ACTIVITY ->
An exact retyping of all lines below is the answer; pictures do not belong in it.

SUPPLIED ENTRIES ->
-----
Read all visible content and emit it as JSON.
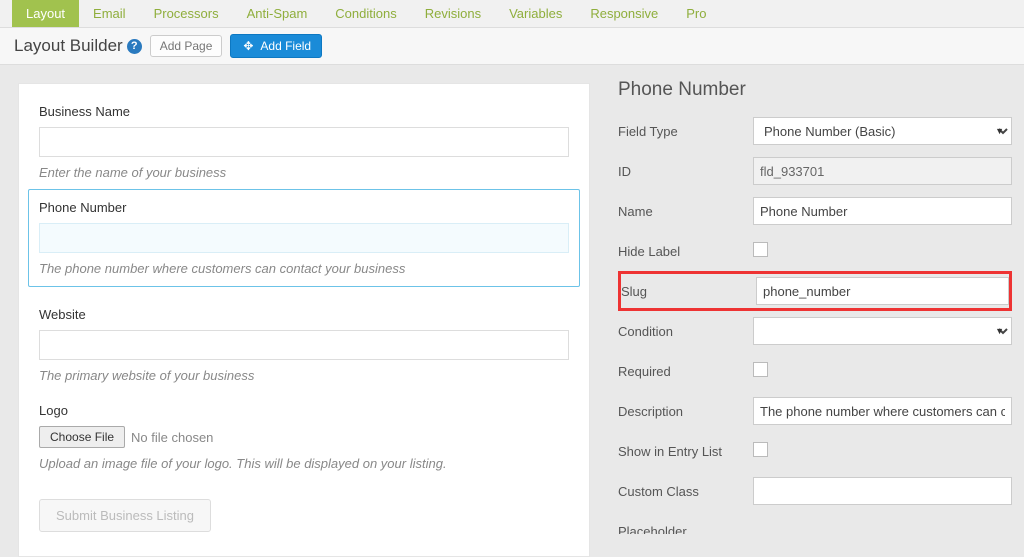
{
  "tabs": [
    "Layout",
    "Email",
    "Processors",
    "Anti-Spam",
    "Conditions",
    "Revisions",
    "Variables",
    "Responsive",
    "Pro"
  ],
  "active_tab": "Layout",
  "subhead": {
    "title": "Layout Builder",
    "add_page": "Add Page",
    "add_field": "Add Field"
  },
  "form_fields": [
    {
      "label": "Business Name",
      "value": "",
      "help": "Enter the name of your business",
      "selected": false
    },
    {
      "label": "Phone Number",
      "value": "",
      "help": "The phone number where customers can contact your business",
      "selected": true
    },
    {
      "label": "Website",
      "value": "",
      "help": "The primary website of your business",
      "selected": false
    }
  ],
  "logo": {
    "label": "Logo",
    "choose_btn": "Choose File",
    "status": "No file chosen",
    "help": "Upload an image file of your logo. This will be displayed on your listing."
  },
  "submit_label": "Submit Business Listing",
  "side_panel": {
    "title": "Phone Number",
    "rows": {
      "field_type_label": "Field Type",
      "field_type_value": "Phone Number (Basic)",
      "id_label": "ID",
      "id_value": "fld_933701",
      "name_label": "Name",
      "name_value": "Phone Number",
      "hide_label_label": "Hide Label",
      "slug_label": "Slug",
      "slug_value": "phone_number",
      "condition_label": "Condition",
      "condition_value": "",
      "required_label": "Required",
      "description_label": "Description",
      "description_value": "The phone number where customers can contact your business",
      "show_in_entry_label": "Show in Entry List",
      "custom_class_label": "Custom Class",
      "custom_class_value": "",
      "placeholder_label": "Placeholder"
    }
  }
}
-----
ANSWER BOX ->
Read all visible content and emit it as JSON.
{
  "tabs": [
    "Layout",
    "Email",
    "Processors",
    "Anti-Spam",
    "Conditions",
    "Revisions",
    "Variables",
    "Responsive",
    "Pro"
  ],
  "active_tab": "Layout",
  "subhead": {
    "title": "Layout Builder",
    "add_page": "Add Page",
    "add_field": "Add Field"
  },
  "form_fields": [
    {
      "label": "Business Name",
      "value": "",
      "help": "Enter the name of your business",
      "selected": false
    },
    {
      "label": "Phone Number",
      "value": "",
      "help": "The phone number where customers can contact your business",
      "selected": true
    },
    {
      "label": "Website",
      "value": "",
      "help": "The primary website of your business",
      "selected": false
    }
  ],
  "logo": {
    "label": "Logo",
    "choose_btn": "Choose File",
    "status": "No file chosen",
    "help": "Upload an image file of your logo. This will be displayed on your listing."
  },
  "submit_label": "Submit Business Listing",
  "side_panel": {
    "title": "Phone Number",
    "rows": {
      "field_type_label": "Field Type",
      "field_type_value": "Phone Number (Basic)",
      "id_label": "ID",
      "id_value": "fld_933701",
      "name_label": "Name",
      "name_value": "Phone Number",
      "hide_label_label": "Hide Label",
      "slug_label": "Slug",
      "slug_value": "phone_number",
      "condition_label": "Condition",
      "condition_value": "",
      "required_label": "Required",
      "description_label": "Description",
      "description_value": "The phone number where customers can contact your business",
      "show_in_entry_label": "Show in Entry List",
      "custom_class_label": "Custom Class",
      "custom_class_value": "",
      "placeholder_label": "Placeholder"
    }
  }
}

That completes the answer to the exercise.